Do Customs Agents Check My Luggage on International Flights?

The Transportation Safety Administration isn’t the only one that can search your luggage to determine if it meets certain criteria. The various customs officials in foreign countries can also search your checked bags.

But, unlike TSA searches which occur before a flight, customs happens after you land at your destination and pick up your checked bag. Since this is the case, they are not searching for items that could pose a risk to the plane.

Instead, customs officials search for things that you cannot bring into the country for one reason or another. These items can be very different depending on where you land.

The reasoning for a customs baggage inspection can also vary greatly. Most of the time they will not stop you for a customs search, but it can happen.

The most common reason you’ll get stopped for a customs search is because of your answers to the questions at immigration. If you have something you need to declare, they will direct you to customs.

Less commonly, you will get stopped for a random search.


Overall, the TSA’s screening procedures are there to keep you safe. Thus, if you get your luggage searched by a TSA officer, know that they are only adhering to aviation security guidelines. 

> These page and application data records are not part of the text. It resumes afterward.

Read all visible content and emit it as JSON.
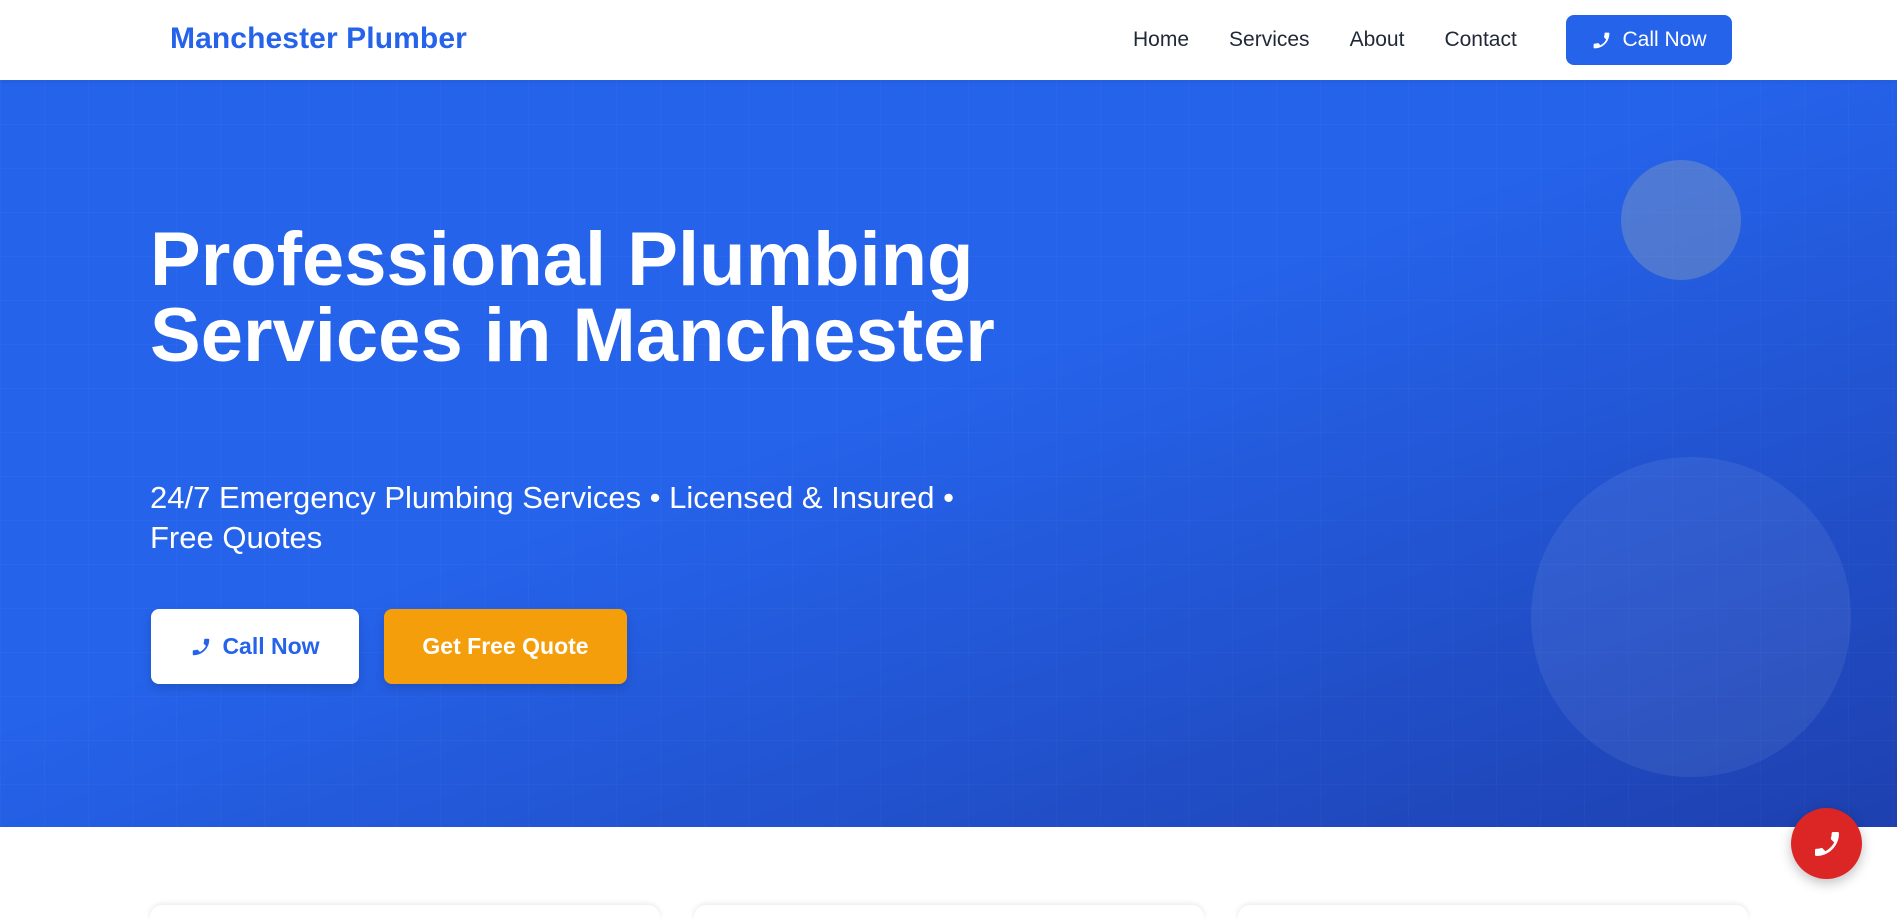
{
  "header": {
    "brand": "Manchester Plumber",
    "nav": [
      {
        "label": "Home"
      },
      {
        "label": "Services"
      },
      {
        "label": "About"
      },
      {
        "label": "Contact"
      }
    ],
    "cta_label": "Call Now",
    "cta_icon": "phone-icon"
  },
  "hero": {
    "title": "Professional Plumbing Services in Manchester",
    "subtitle": "24/7 Emergency Plumbing Services • Licensed & Insured • Free Quotes",
    "primary_button": {
      "label": "Call Now",
      "icon": "phone-icon"
    },
    "secondary_button": {
      "label": "Get Free Quote"
    }
  },
  "floating_action": {
    "icon": "phone-icon"
  },
  "colors": {
    "primary": "#2563eb",
    "primary_dark": "#1e40af",
    "accent": "#f59e0b",
    "emergency": "#dc2626",
    "nav_text": "#1f2937",
    "white": "#ffffff"
  }
}
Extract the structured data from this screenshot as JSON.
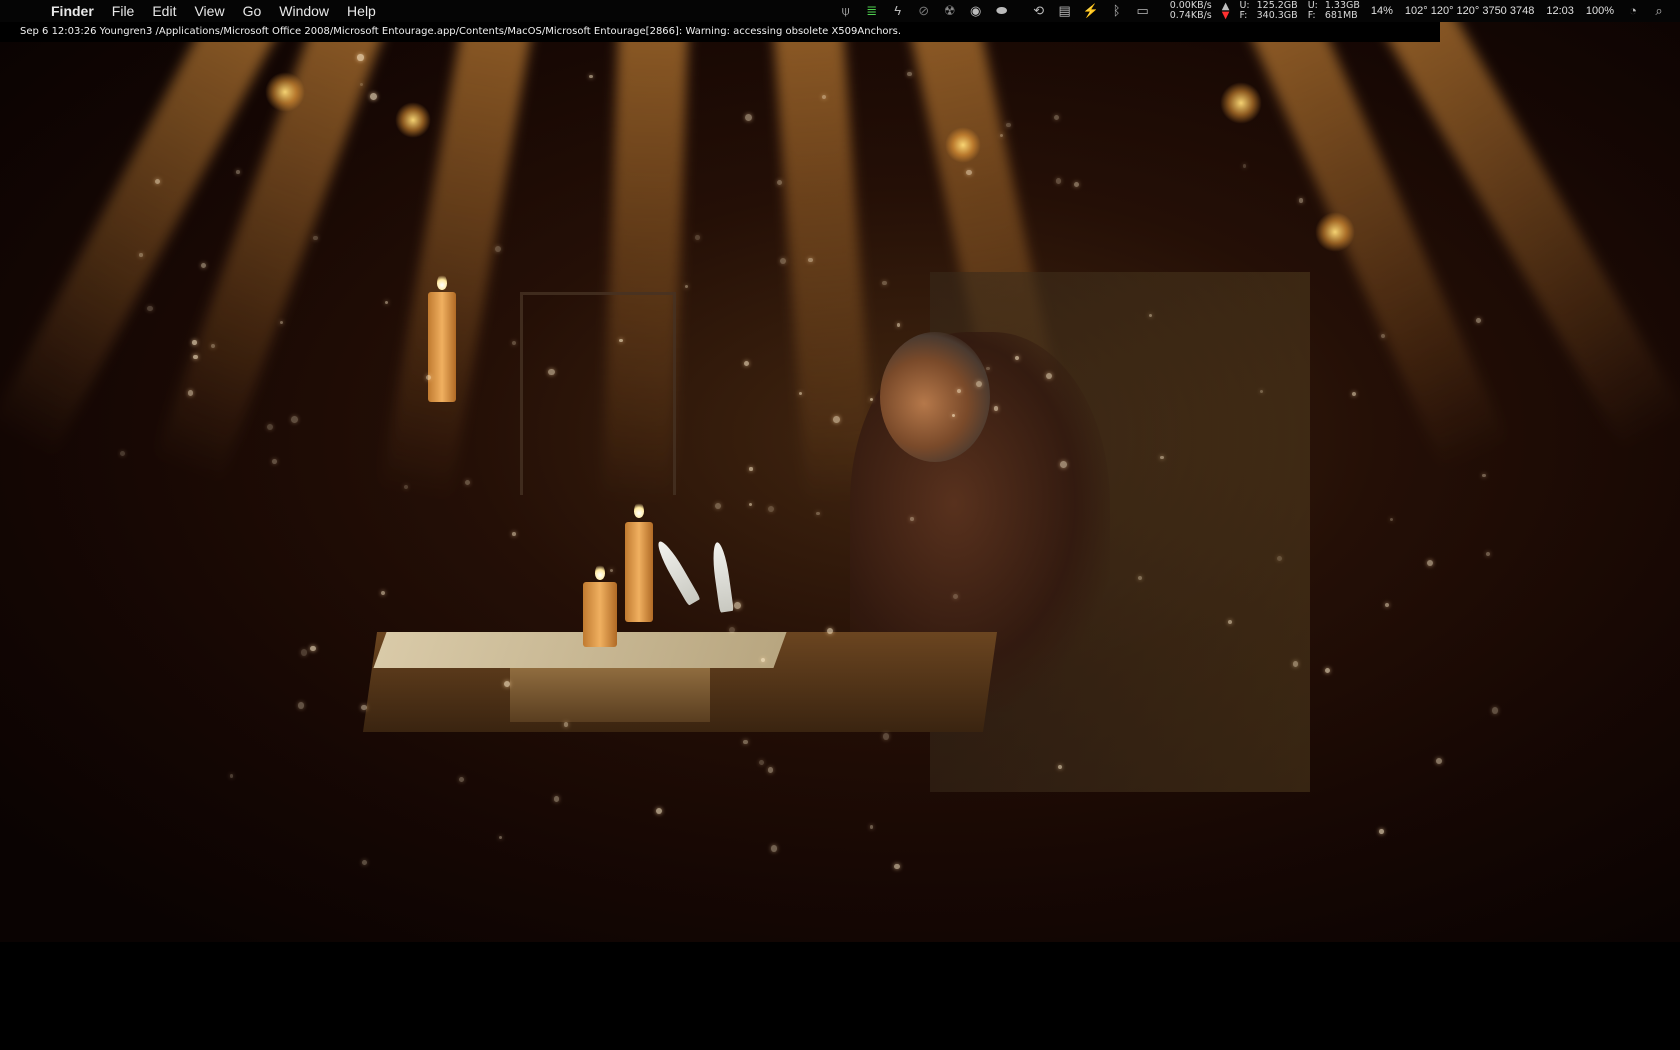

So, if your baggage looks suspicious, a security person may check to see what’s wrong.